Announced on Monday, the alliance wants to ease the transition for users into these higher performance on-chain exchanges. “As things stand, Loopring and DeversiFi are the first exchanges on Ethereum to harness Layer-2 solutions, using zkRollup and StarkEx’s Validium respectively,” explained Will Harborne, founder of DeversiFi. “However the much-needed migration to Layer-2 is not a simple one, and the network effects of Layer-1 composability are very strong which stand to slow down this ongoing transition.”
Both Loopring and DeversiFi require a separate deposit transaction to enter their respective ecosystems. Though the funds are never in custody of the exchanges, this requirement still hampers usability and composability with other protocols.
The alliance will have several areas of responsibility geared toward promoting layer two adoption. From a business standpoint, it will conduct educational initiatives to explain how the technology works and what kind of advantages it offers over normal Ethereum usage, as well as push for more wallet integrations.
On a technical level, L2 Squared will work on developing composability standards between both layer one and layer two, and between different layer two systems. As of yet, most layer two solutions are isolated environments that cannot be joined without first going through Ethereum.

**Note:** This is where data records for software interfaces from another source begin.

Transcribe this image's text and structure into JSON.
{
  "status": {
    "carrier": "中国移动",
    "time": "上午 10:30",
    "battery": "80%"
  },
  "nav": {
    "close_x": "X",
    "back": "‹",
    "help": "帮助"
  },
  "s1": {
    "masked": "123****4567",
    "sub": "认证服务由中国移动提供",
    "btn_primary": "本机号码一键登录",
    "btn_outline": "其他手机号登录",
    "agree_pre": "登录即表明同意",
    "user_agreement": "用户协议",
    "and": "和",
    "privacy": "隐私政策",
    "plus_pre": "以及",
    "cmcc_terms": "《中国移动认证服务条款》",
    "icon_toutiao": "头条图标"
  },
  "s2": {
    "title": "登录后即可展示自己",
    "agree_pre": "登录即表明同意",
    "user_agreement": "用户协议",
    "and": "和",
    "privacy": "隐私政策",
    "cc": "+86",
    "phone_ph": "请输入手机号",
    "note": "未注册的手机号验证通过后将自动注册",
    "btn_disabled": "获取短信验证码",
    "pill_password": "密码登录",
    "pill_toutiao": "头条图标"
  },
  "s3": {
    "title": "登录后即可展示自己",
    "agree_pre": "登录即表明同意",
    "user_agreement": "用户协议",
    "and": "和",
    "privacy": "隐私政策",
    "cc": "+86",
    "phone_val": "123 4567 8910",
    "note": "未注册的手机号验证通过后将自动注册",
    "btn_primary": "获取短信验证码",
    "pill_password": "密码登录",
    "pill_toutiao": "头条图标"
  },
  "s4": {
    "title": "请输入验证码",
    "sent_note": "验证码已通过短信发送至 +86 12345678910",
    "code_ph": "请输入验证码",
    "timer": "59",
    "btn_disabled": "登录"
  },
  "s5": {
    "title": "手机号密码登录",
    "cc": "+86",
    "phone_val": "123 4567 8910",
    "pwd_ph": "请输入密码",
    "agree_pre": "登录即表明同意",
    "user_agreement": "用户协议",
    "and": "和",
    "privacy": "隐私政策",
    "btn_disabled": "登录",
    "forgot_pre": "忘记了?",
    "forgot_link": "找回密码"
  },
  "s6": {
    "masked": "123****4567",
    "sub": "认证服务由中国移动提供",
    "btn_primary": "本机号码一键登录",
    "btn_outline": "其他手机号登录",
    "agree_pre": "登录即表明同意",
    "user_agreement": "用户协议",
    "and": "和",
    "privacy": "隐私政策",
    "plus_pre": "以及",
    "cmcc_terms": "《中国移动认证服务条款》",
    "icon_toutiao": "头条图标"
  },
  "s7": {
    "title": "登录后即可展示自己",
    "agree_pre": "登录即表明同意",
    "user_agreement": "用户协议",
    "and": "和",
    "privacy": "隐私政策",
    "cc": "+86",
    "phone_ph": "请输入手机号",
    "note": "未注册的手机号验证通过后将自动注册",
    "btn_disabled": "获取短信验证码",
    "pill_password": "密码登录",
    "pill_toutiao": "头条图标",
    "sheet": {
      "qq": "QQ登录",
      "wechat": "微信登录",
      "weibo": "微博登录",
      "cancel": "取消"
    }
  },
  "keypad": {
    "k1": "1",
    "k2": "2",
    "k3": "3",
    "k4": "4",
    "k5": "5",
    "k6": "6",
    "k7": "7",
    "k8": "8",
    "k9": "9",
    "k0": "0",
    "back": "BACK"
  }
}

The alliance comes as the Ethereum roadmap formally incorporated a rollup-centric vision. Data sharding is expected to be available after a relatively brief development period in 2021, and by combining it with rollups the network may begin to process thousands of transactions per second sooner than expected in the past.
Achieving frictionless composability and interoperability is the key to enabling the rollup-centric vision. While many DeFi DApps have pledged to use one or another solution once available, some see the potential fragmentation as a major barrier toward adoption.